Published Jul 23, 2007Not many bands will admit their name comes from a Shakespeare quote, but for this four-piece from Charlottetown, PEI, its better than the other, far more dubious, explanation: that its the amount of driving time from tip to tip of their home province. Started by lead singer Liam Corcoran and guitarist Alec OHanley in high school, the name comes from the prologue to Romeo and Juliet and OHanley doesnt mind its highbrow origins. "Its one of those plays that you cant really argue against, he notes. "Its one of those universal things. I like things that are universal, or have a mass appeal but are still, you know, fucking awesome.
That mix of accessibility and awesomeness is in full effect on the bands second album, Little Jabs. Driven by crystal-clear melodies that are written between Corcoran, OHanley and bassist Andrew MacDonald and the tight drums of Derek Ellis, Two Hours Traffic navigate their catchy hook-laden songs between the poles of Can-rock and bright power pop. Almost all listeners invoke Big Star when talking of their determined and sharp songs, but the band seem to take their strategy from a different source. "Were big fans of the back to basics thing, like Nick Lowe, OHanley says. "What he did was pretty awesome, like reacting against Pink Floyd and their big prog rock songs and writing the opposite thing, like these three minute pop songs. Were big fans of back to basics, or playing songs that you dont have dress too much.

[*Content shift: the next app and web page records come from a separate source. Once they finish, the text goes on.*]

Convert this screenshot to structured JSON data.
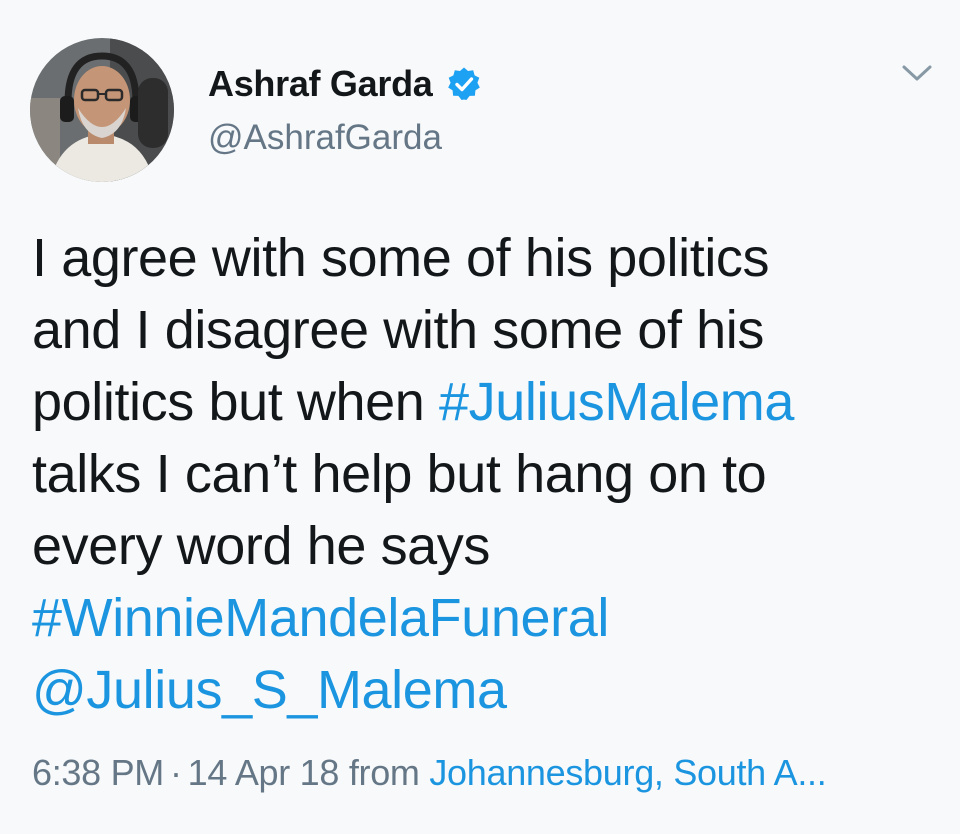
{
  "author": {
    "display_name": "Ashraf Garda",
    "handle": "@AshrafGarda",
    "verified_icon": "verified-badge-icon",
    "avatar": "profile-photo"
  },
  "menu": {
    "icon": "chevron-down-icon"
  },
  "tweet": {
    "lines": [
      {
        "segments": [
          {
            "text": "I agree with some of his politics",
            "link": false
          }
        ]
      },
      {
        "segments": [
          {
            "text": "and I disagree with some of his",
            "link": false
          }
        ]
      },
      {
        "segments": [
          {
            "text": "politics but when ",
            "link": false
          },
          {
            "text": "#JuliusMalema",
            "link": true
          }
        ]
      },
      {
        "segments": [
          {
            "text": "talks I can’t help but hang on to",
            "link": false
          }
        ]
      },
      {
        "segments": [
          {
            "text": "every word he says",
            "link": false
          }
        ]
      },
      {
        "segments": [
          {
            "text": "#WinnieMandelaFuneral",
            "link": true
          }
        ]
      },
      {
        "segments": [
          {
            "text": "@Julius_S_Malema",
            "link": true
          }
        ]
      }
    ]
  },
  "meta": {
    "time": "6:38 PM",
    "separator": "·",
    "date": "14 Apr 18",
    "from_label": "from",
    "location": "Johannesburg, South A..."
  },
  "colors": {
    "link": "#1b95e0",
    "text": "#14171a",
    "secondary": "#657786",
    "background": "#f7f9fa"
  }
}
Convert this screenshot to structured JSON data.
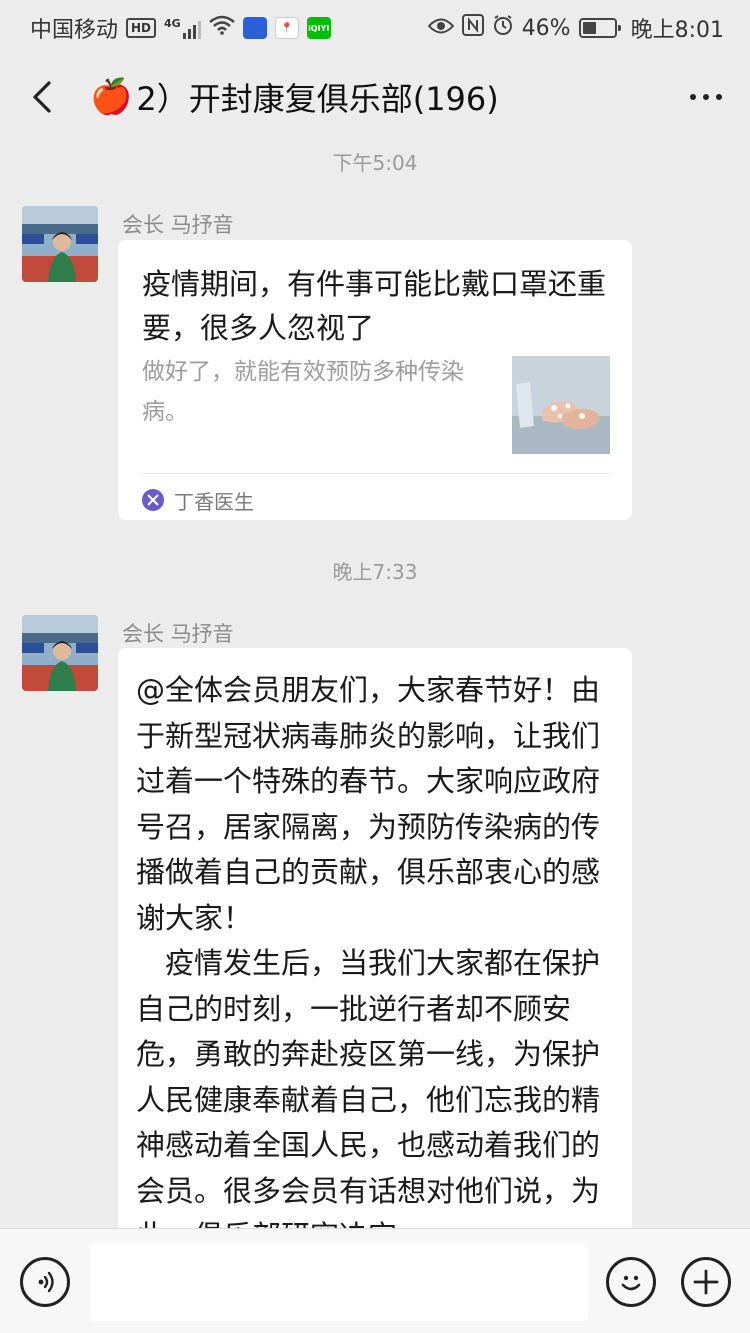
{
  "status_bar": {
    "carrier": "中国移动",
    "hd_badge": "HD",
    "network": "4G",
    "app_badge_3": "iQIYI",
    "battery_percent": "46%",
    "battery_level": 0.46,
    "time": "晚上8:01"
  },
  "header": {
    "title": "2）开封康复俱乐部(196)"
  },
  "messages": [
    {
      "time_label": "下午5:04",
      "sender": "会长 马抒音",
      "card": {
        "title": "疫情期间，有件事可能比戴口罩还重要，很多人忽视了",
        "description": "做好了，就能有效预防多种传染病。",
        "source": "丁香医生"
      }
    },
    {
      "time_label": "晚上7:33",
      "sender": "会长 马抒音",
      "paragraphs": [
        "@全体会员朋友们，大家春节好！由于新型冠状病毒肺炎的影响，让我们过着一个特殊的春节。大家响应政府号召，居家隔离，为预防传染病的传播做着自己的贡献，俱乐部衷心的感谢大家！",
        "疫情发生后，当我们大家都在保护自己的时刻，一批逆行者却不顾安危，勇敢的奔赴疫区第一线，为保护人民健康奉献着自己，他们忘我的精神感动着全国人民，也感动着我们的会员。很多会员有话想对他们说，为此，俱乐部研究决定"
      ]
    }
  ],
  "colors": {
    "background": "#ececec",
    "bubble": "#ffffff",
    "meta_text": "#9a9a9a"
  }
}
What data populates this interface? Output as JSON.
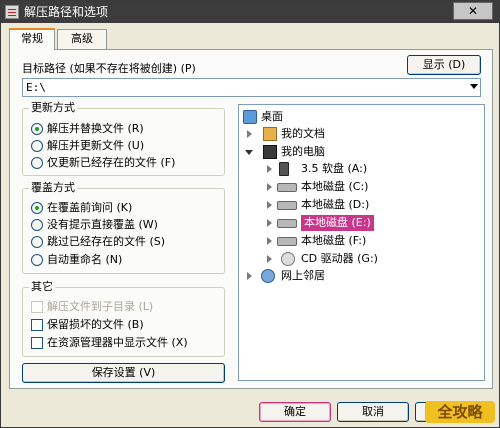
{
  "window": {
    "title": "解压路径和选项",
    "close_label": "✕"
  },
  "tabs": [
    {
      "label": "常规"
    },
    {
      "label": "高级"
    }
  ],
  "target_path": {
    "label": "目标路径 (如果不存在将被创建) (P)",
    "value": "E:\\",
    "show_button": "显示 (D)"
  },
  "update_mode": {
    "title": "更新方式",
    "options": [
      {
        "label": "解压并替换文件 (R)",
        "checked": true
      },
      {
        "label": "解压并更新文件 (U)",
        "checked": false
      },
      {
        "label": "仅更新已经存在的文件 (F)",
        "checked": false
      }
    ]
  },
  "overwrite_mode": {
    "title": "覆盖方式",
    "options": [
      {
        "label": "在覆盖前询问 (K)",
        "checked": true
      },
      {
        "label": "没有提示直接覆盖 (W)",
        "checked": false
      },
      {
        "label": "跳过已经存在的文件 (S)",
        "checked": false
      },
      {
        "label": "自动重命名 (N)",
        "checked": false
      }
    ]
  },
  "misc": {
    "title": "其它",
    "options": [
      {
        "label": "解压文件到子目录 (L)",
        "checked": false,
        "disabled": true
      },
      {
        "label": "保留损坏的文件 (B)",
        "checked": false,
        "disabled": false
      },
      {
        "label": "在资源管理器中显示文件 (X)",
        "checked": false,
        "disabled": false
      }
    ]
  },
  "save_settings_button": "保存设置 (V)",
  "tree": {
    "items": [
      {
        "label": "桌面",
        "icon": "desktop-icon"
      },
      {
        "label": "我的文档",
        "icon": "my-documents-icon"
      },
      {
        "label": "我的电脑",
        "icon": "my-computer-icon"
      },
      {
        "label": "3.5 软盘 (A:)",
        "icon": "floppy-icon"
      },
      {
        "label": "本地磁盘 (C:)",
        "icon": "hard-disk-icon"
      },
      {
        "label": "本地磁盘 (D:)",
        "icon": "hard-disk-icon"
      },
      {
        "label": "本地磁盘 (E:)",
        "icon": "hard-disk-icon",
        "selected": true
      },
      {
        "label": "本地磁盘 (F:)",
        "icon": "hard-disk-icon"
      },
      {
        "label": "CD 驱动器 (G:)",
        "icon": "cd-drive-icon"
      },
      {
        "label": "网上邻居",
        "icon": "network-icon"
      }
    ]
  },
  "footer": {
    "ok": "确定",
    "cancel": "取消",
    "help": "帮助"
  },
  "watermark": "全攻略",
  "colors": {
    "accent_selection": "#c8378a",
    "titlebar": "#3c3c3c",
    "dialog_bg": "#ece9d8"
  }
}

Part of the driving force behind the Two Hours Traffic sound has been Haligonian producer Joel Plaskett, who has been behind the boards since their self-titled debut in 2005 as well as their recent EP, Isolator. The choice of Plaskett was actually quite simple for OHanley. "Hes a really good dude, but the initial attraction was we were fans of his. Hes really knowledgeable and his attitude about music is so similar to ours that we feel comfortable working with him. Hes like a cool older brother to us and just a general, all-around great dude.
Bands from PEI dont usually get the sort of attention and notice that another band from, say, Halifax will. THT love living in PEI, but it also provides a new set of problems than for those on the mainland. "I think any problems they would get, we might get more of, OHanley explains. "Its tough to be in a band here because we have to cross a bridge and pay $50 anytime we want to leave. Its not the most practical location for a band but its really nice and relaxed here.
Another titbit is that three-quarters of the band are chemistry graduates; both Corcoran and OHanley have worked in labs. "I think the idea of chemistry is pretty neat, OHanley says. "The fact you can reduce everything in the world to these little balls and see how they interact with each other. As for the intersection of chemistry and rocknroll, OHanley is a little more vague. "Theres a connection, Ive heard, between the math part of the mind and the musical part of the mind but who knows if it extends to chemistry or not. Ive thought about it a lot but havent come up with any solid conclusion. Its good to be well rounded. Were geeks at heart.